> **Task requirements**: Filter the data below for the string "true" and copy each matching line.

> **Stored data entries**:
--- START ---
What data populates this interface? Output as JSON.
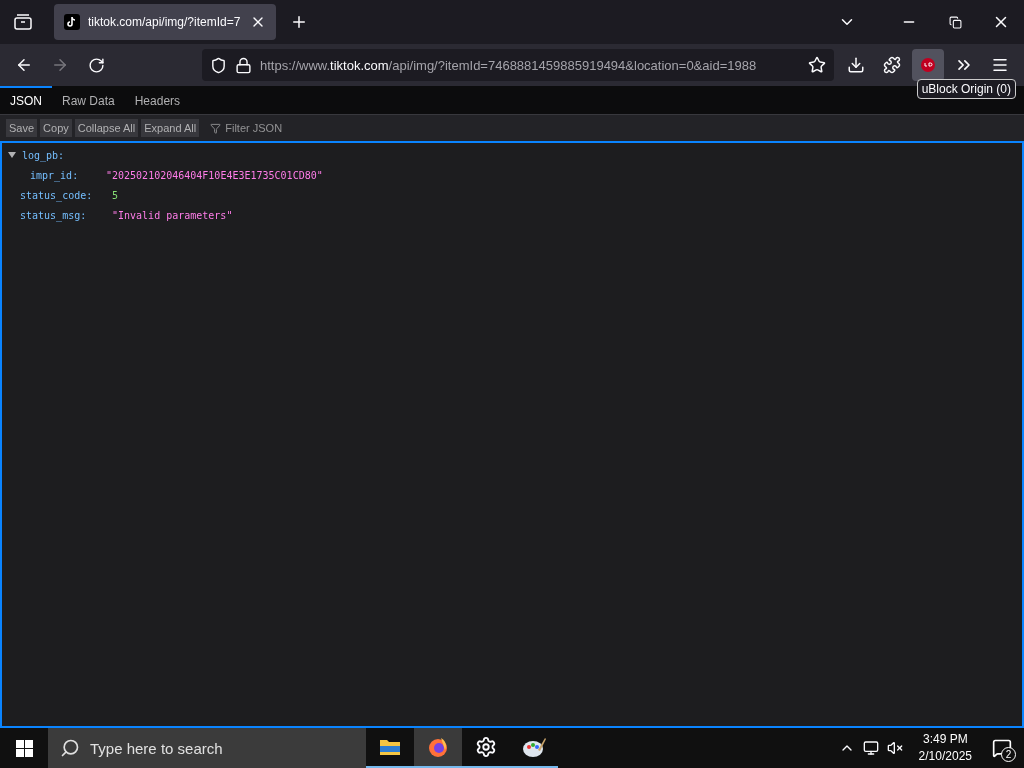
{
  "browser": {
    "tab": {
      "title": "tiktok.com/api/img/?itemId=7",
      "selected": true
    },
    "url": {
      "prefix": "https://www.",
      "host": "tiktok.com",
      "rest": "/api/img/?itemId=7468881459885919494&location=0&aid=1988"
    },
    "tooltip": "uBlock Origin (0)"
  },
  "viewer": {
    "tabs": [
      {
        "label": "JSON",
        "selected": true
      },
      {
        "label": "Raw Data",
        "selected": false
      },
      {
        "label": "Headers",
        "selected": false
      }
    ],
    "buttons": [
      "Save",
      "Copy",
      "Collapse All",
      "Expand All"
    ],
    "filter": {
      "placeholder": "Filter JSON"
    },
    "tree": [
      {
        "key": "log_pb:",
        "expanded": true,
        "children": [
          {
            "key": "impr_id:",
            "value": "\"202502102046404F10E4E3E1735C01CD80\"",
            "kind": "string"
          }
        ]
      },
      {
        "key": "status_code:",
        "value": "5",
        "kind": "number"
      },
      {
        "key": "status_msg:",
        "value": "\"Invalid parameters\"",
        "kind": "string"
      }
    ]
  },
  "taskbar": {
    "search": {
      "placeholder": "Type here to search"
    },
    "apps": [
      {
        "kind": "folder",
        "selected": false
      },
      {
        "kind": "firefox",
        "selected": true
      },
      {
        "kind": "gear",
        "selected": false
      },
      {
        "kind": "paint",
        "selected": false
      }
    ],
    "time": "3:49 PM",
    "date": "2/10/2025",
    "notifications": "2"
  }
}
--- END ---
> **Solution to this exercise**:
      "selected": true
        "selected": true
        "expanded": true,
        "selected": true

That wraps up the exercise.